Hey all,

This is a note about the Kickstarter campaign I’m doing to raise some much needed funds for the “City of New York, 2013” project.  The goal is to raise $12,000 by April 19th. We have about $3000 pledged with a little over two weeks to go.  If the goal isn’t reached, no money changes hands, and the project doesn’t receive any money.  It’s a manic existence for my wife and I! We receive a pledge and think “Yes, we can do this!” or a day goes by and the project receives nothing and we glumly think “Well, we tried.” But when I look at the Kickstarter website and see things like this getting pledges (ahem), I can’t help but feel certain that we will make it!

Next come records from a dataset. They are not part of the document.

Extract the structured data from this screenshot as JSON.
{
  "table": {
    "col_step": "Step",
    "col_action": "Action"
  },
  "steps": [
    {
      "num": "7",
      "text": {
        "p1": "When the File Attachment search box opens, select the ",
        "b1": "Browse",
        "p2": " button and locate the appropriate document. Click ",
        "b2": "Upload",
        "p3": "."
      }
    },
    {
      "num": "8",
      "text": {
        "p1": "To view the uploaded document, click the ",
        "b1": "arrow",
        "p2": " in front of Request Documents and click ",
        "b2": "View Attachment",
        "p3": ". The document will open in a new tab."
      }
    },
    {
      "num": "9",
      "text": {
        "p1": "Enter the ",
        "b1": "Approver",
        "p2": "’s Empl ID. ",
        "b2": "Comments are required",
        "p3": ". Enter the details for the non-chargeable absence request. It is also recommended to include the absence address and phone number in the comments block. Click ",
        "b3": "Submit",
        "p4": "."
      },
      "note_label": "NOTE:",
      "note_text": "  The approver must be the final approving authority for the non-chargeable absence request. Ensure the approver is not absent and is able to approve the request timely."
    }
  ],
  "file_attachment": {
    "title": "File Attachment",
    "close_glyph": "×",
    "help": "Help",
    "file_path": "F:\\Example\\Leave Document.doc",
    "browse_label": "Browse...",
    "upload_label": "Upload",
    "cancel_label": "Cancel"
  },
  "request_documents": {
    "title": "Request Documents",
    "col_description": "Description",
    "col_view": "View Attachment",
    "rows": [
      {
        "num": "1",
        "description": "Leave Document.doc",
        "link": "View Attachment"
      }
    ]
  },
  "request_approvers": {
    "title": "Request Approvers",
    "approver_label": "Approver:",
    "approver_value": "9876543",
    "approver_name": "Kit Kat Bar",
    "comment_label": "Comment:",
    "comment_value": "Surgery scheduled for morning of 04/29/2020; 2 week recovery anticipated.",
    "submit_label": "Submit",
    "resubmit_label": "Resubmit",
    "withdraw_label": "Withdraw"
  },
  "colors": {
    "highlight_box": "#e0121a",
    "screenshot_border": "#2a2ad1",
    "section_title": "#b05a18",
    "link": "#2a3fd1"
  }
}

$12,000 is the lowest possible amount to fund this project every month. Between 10+ professional musicians, 2 talented recording engineers, other recording costs, materials for monthly CD booklets, and a bunch of other smaller expenses – and all of this happening every month for the rest of the year, I think $12,000 is pretty reasonable. A deal, actually.

So the remaining $9,000 seems really daunting right at this point. Would you consider helping? For just $15 you can preorder all of the music from the entire year. There are a bunch of other rewards for pledging that a lot of people have been interested in. And for those of you who have already put some dollars toward the project, thank you. I (and my wife!) really appreciate your generosity.

Here is the link:

http://www.kickstarter.com/projects/cityofnewyork2013/city-of-new-york-2013

Thanks for reading.

fingers crossed,

Matt